**What you need to do:** Every line of the data below needs to be reproduced exactly.

(Excerpted records begins)

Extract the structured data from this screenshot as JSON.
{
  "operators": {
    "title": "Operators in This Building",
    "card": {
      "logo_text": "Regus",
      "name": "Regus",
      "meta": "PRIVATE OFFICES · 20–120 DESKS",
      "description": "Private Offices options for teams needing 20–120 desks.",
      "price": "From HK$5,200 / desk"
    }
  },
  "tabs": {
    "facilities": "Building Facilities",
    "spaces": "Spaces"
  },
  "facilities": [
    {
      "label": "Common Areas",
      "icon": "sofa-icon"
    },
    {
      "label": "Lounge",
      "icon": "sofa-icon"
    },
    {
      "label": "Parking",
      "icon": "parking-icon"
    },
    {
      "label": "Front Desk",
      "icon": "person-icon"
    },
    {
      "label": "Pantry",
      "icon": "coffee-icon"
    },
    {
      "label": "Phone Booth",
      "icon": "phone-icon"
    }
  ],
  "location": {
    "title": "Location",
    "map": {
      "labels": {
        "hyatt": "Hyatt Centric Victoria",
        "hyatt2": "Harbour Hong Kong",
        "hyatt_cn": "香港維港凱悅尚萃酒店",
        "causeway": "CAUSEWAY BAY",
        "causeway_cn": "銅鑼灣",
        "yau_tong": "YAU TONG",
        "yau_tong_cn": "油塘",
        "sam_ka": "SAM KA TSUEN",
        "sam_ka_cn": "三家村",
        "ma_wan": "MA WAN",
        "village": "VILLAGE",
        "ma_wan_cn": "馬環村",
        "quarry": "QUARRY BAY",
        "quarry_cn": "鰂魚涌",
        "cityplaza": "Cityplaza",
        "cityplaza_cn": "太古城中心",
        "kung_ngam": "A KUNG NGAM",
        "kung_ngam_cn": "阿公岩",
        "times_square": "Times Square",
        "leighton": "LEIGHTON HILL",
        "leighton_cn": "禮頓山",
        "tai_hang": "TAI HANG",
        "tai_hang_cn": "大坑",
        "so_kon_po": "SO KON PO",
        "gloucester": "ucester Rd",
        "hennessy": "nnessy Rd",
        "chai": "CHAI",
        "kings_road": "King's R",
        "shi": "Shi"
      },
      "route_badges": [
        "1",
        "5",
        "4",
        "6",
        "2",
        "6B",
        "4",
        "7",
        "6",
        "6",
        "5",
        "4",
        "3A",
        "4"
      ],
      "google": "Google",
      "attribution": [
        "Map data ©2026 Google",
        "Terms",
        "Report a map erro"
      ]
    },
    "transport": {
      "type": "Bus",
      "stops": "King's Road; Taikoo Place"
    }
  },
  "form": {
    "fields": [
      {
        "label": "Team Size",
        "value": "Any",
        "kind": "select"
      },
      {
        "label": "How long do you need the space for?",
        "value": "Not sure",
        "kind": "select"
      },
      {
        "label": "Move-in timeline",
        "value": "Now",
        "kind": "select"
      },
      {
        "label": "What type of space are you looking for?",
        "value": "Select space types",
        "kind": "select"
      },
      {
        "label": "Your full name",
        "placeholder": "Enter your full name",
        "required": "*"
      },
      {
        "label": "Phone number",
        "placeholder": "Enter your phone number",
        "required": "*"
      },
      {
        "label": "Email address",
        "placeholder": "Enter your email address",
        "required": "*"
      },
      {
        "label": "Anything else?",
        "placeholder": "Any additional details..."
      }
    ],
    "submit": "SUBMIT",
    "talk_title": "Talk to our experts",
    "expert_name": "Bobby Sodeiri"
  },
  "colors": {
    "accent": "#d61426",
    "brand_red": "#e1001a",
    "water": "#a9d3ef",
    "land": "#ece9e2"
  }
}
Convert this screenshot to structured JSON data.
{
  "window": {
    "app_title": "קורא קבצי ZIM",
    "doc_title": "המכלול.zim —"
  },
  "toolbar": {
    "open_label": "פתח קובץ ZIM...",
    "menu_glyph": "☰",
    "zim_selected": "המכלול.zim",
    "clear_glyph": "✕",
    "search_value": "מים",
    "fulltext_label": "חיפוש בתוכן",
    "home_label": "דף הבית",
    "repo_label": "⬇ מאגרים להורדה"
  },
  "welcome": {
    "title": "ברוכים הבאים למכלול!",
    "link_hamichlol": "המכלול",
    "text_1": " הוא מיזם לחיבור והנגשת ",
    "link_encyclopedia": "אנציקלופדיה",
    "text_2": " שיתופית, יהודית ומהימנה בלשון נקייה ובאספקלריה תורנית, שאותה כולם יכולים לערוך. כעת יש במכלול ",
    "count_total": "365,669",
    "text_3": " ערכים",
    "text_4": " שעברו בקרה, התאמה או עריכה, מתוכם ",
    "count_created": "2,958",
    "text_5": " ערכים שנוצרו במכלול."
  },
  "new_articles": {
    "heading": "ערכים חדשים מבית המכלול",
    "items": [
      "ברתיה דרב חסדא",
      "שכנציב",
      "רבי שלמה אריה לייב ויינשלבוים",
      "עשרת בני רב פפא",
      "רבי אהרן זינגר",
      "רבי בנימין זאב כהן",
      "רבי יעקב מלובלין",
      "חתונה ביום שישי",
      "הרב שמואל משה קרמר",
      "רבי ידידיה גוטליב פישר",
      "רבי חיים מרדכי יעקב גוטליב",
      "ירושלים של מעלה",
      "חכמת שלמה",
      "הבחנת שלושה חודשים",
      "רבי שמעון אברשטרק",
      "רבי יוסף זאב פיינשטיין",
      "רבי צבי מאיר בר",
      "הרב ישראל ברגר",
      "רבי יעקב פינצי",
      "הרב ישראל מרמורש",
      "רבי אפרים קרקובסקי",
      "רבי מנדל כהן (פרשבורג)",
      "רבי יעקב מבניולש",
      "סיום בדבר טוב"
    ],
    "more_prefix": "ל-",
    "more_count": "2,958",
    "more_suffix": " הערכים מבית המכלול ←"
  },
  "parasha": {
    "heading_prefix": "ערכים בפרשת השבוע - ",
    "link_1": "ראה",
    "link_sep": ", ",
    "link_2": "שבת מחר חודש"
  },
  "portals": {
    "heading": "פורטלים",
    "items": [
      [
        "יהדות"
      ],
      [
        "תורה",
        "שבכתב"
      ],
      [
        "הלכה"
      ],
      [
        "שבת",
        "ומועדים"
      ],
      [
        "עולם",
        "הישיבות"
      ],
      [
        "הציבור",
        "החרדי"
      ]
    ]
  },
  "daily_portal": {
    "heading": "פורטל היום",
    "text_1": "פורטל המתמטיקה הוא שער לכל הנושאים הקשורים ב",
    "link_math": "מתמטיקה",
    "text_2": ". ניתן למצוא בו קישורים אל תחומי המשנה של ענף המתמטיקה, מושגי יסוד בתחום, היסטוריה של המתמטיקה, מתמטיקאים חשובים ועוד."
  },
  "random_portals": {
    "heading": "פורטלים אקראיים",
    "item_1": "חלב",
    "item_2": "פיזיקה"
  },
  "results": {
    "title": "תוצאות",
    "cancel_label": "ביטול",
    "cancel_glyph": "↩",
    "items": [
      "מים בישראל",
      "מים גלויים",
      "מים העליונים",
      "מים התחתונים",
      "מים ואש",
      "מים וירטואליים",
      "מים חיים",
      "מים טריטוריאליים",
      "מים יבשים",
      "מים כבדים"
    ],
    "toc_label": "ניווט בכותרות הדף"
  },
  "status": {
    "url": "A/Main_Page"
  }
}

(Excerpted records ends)

**Answer section:**
Extract the structured data from this screenshot as JSON.
{
  "operators": {
    "title": "Operators in This Building",
    "card": {
      "logo_text": "Regus",
      "name": "Regus",
      "meta": "PRIVATE OFFICES · 20–120 DESKS",
      "description": "Private Offices options for teams needing 20–120 desks.",
      "price": "From HK$5,200 / desk"
    }
  },
  "tabs": {
    "facilities": "Building Facilities",
    "spaces": "Spaces"
  },
  "facilities": [
    {
      "label": "Common Areas",
      "icon": "sofa-icon"
    },
    {
      "label": "Lounge",
      "icon": "sofa-icon"
    },
    {
      "label": "Parking",
      "icon": "parking-icon"
    },
    {
      "label": "Front Desk",
      "icon": "person-icon"
    },
    {
      "label": "Pantry",
      "icon": "coffee-icon"
    },
    {
      "label": "Phone Booth",
      "icon": "phone-icon"
    }
  ],
  "location": {
    "title": "Location",
    "map": {
      "labels": {
        "hyatt": "Hyatt Centric Victoria",
        "hyatt2": "Harbour Hong Kong",
        "hyatt_cn": "香港維港凱悅尚萃酒店",
        "causeway": "CAUSEWAY BAY",
        "causeway_cn": "銅鑼灣",
        "yau_tong": "YAU TONG",
        "yau_tong_cn": "油塘",
        "sam_ka": "SAM KA TSUEN",
        "sam_ka_cn": "三家村",
        "ma_wan": "MA WAN",
        "village": "VILLAGE",
        "ma_wan_cn": "馬環村",
        "quarry": "QUARRY BAY",
        "quarry_cn": "鰂魚涌",
        "cityplaza": "Cityplaza",
        "cityplaza_cn": "太古城中心",
        "kung_ngam": "A KUNG NGAM",
        "kung_ngam_cn": "阿公岩",
        "times_square": "Times Square",
        "leighton": "LEIGHTON HILL",
        "leighton_cn": "禮頓山",
        "tai_hang": "TAI HANG",
        "tai_hang_cn": "大坑",
        "so_kon_po": "SO KON PO",
        "gloucester": "ucester Rd",
        "hennessy": "nnessy Rd",
        "chai": "CHAI",
        "kings_road": "King's R",
        "shi": "Shi"
      },
      "route_badges": [
        "1",
        "5",
        "4",
        "6",
        "2",
        "6B",
        "4",
        "7",
        "6",
        "6",
        "5",
        "4",
        "3A",
        "4"
      ],
      "google": "Google",
      "attribution": [
        "Map data ©2026 Google",
        "Terms",
        "Report a map erro"
      ]
    },
    "transport": {
      "type": "Bus",
      "stops": "King's Road; Taikoo Place"
    }
  },
  "form": {
    "fields": [
      {
        "label": "Team Size",
        "value": "Any",
        "kind": "select"
      },
      {
        "label": "How long do you need the space for?",
        "value": "Not sure",
        "kind": "select"
      },
      {
        "label": "Move-in timeline",
        "value": "Now",
        "kind": "select"
      },
      {
        "label": "What type of space are you looking for?",
        "value": "Select space types",
        "kind": "select"
      },
      {
        "label": "Your full name",
        "placeholder": "Enter your full name",
        "required": "*"
      },
      {
        "label": "Phone number",
        "placeholder": "Enter your phone number",
        "required": "*"
      },
      {
        "label": "Email address",
        "placeholder": "Enter your email address",
        "required": "*"
      },
      {
        "label": "Anything else?",
        "placeholder": "Any additional details..."
      }
    ],
    "submit": "SUBMIT",
    "talk_title": "Talk to our experts",
    "expert_name": "Bobby Sodeiri"
  },
  "colors": {
    "accent": "#d61426",
    "brand_red": "#e1001a",
    "water": "#a9d3ef",
    "land": "#ece9e2"
  }
}
Convert this screenshot to structured JSON data.
{
  "window": {
    "app_title": "קורא קבצי ZIM",
    "doc_title": "המכלול.zim —"
  },
  "toolbar": {
    "open_label": "פתח קובץ ZIM...",
    "menu_glyph": "☰",
    "zim_selected": "המכלול.zim",
    "clear_glyph": "✕",
    "search_value": "מים",
    "fulltext_label": "חיפוש בתוכן",
    "home_label": "דף הבית",
    "repo_label": "⬇ מאגרים להורדה"
  },
  "welcome": {
    "title": "ברוכים הבאים למכלול!",
    "link_hamichlol": "המכלול",
    "text_1": " הוא מיזם לחיבור והנגשת ",
    "link_encyclopedia": "אנציקלופדיה",
    "text_2": " שיתופית, יהודית ומהימנה בלשון נקייה ובאספקלריה תורנית, שאותה כולם יכולים לערוך. כעת יש במכלול ",
    "count_total": "365,669",
    "text_3": " ערכים",
    "text_4": " שעברו בקרה, התאמה או עריכה, מתוכם ",
    "count_created": "2,958",
    "text_5": " ערכים שנוצרו במכלול."
  },
  "new_articles": {
    "heading": "ערכים חדשים מבית המכלול",
    "items": [
      "ברתיה דרב חסדא",
      "שכנציב",
      "רבי שלמה אריה לייב ויינשלבוים",
      "עשרת בני רב פפא",
      "רבי אהרן זינגר",
      "רבי בנימין זאב כהן",
      "רבי יעקב מלובלין",
      "חתונה ביום שישי",
      "הרב שמואל משה קרמר",
      "רבי ידידיה גוטליב פישר",
      "רבי חיים מרדכי יעקב גוטליב",
      "ירושלים של מעלה",
      "חכמת שלמה",
      "הבחנת שלושה חודשים",
      "רבי שמעון אברשטרק",
      "רבי יוסף זאב פיינשטיין",
      "רבי צבי מאיר בר",
      "הרב ישראל ברגר",
      "רבי יעקב פינצי",
      "הרב ישראל מרמורש",
      "רבי אפרים קרקובסקי",
      "רבי מנדל כהן (פרשבורג)",
      "רבי יעקב מבניולש",
      "סיום בדבר טוב"
    ],
    "more_prefix": "ל-",
    "more_count": "2,958",
    "more_suffix": " הערכים מבית המכלול ←"
  },
  "parasha": {
    "heading_prefix": "ערכים בפרשת השבוע - ",
    "link_1": "ראה",
    "link_sep": ", ",
    "link_2": "שבת מחר חודש"
  },
  "portals": {
    "heading": "פורטלים",
    "items": [
      [
        "יהדות"
      ],
      [
        "תורה",
        "שבכתב"
      ],
      [
        "הלכה"
      ],
      [
        "שבת",
        "ומועדים"
      ],
      [
        "עולם",
        "הישיבות"
      ],
      [
        "הציבור",
        "החרדי"
      ]
    ]
  },
  "daily_portal": {
    "heading": "פורטל היום",
    "text_1": "פורטל המתמטיקה הוא שער לכל הנושאים הקשורים ב",
    "link_math": "מתמטיקה",
    "text_2": ". ניתן למצוא בו קישורים אל תחומי המשנה של ענף המתמטיקה, מושגי יסוד בתחום, היסטוריה של המתמטיקה, מתמטיקאים חשובים ועוד."
  },
  "random_portals": {
    "heading": "פורטלים אקראיים",
    "item_1": "חלב",
    "item_2": "פיזיקה"
  },
  "results": {
    "title": "תוצאות",
    "cancel_label": "ביטול",
    "cancel_glyph": "↩",
    "items": [
      "מים בישראל",
      "מים גלויים",
      "מים העליונים",
      "מים התחתונים",
      "מים ואש",
      "מים וירטואליים",
      "מים חיים",
      "מים טריטוריאליים",
      "מים יבשים",
      "מים כבדים"
    ],
    "toc_label": "ניווט בכותרות הדף"
  },
  "status": {
    "url": "A/Main_Page"
  }
}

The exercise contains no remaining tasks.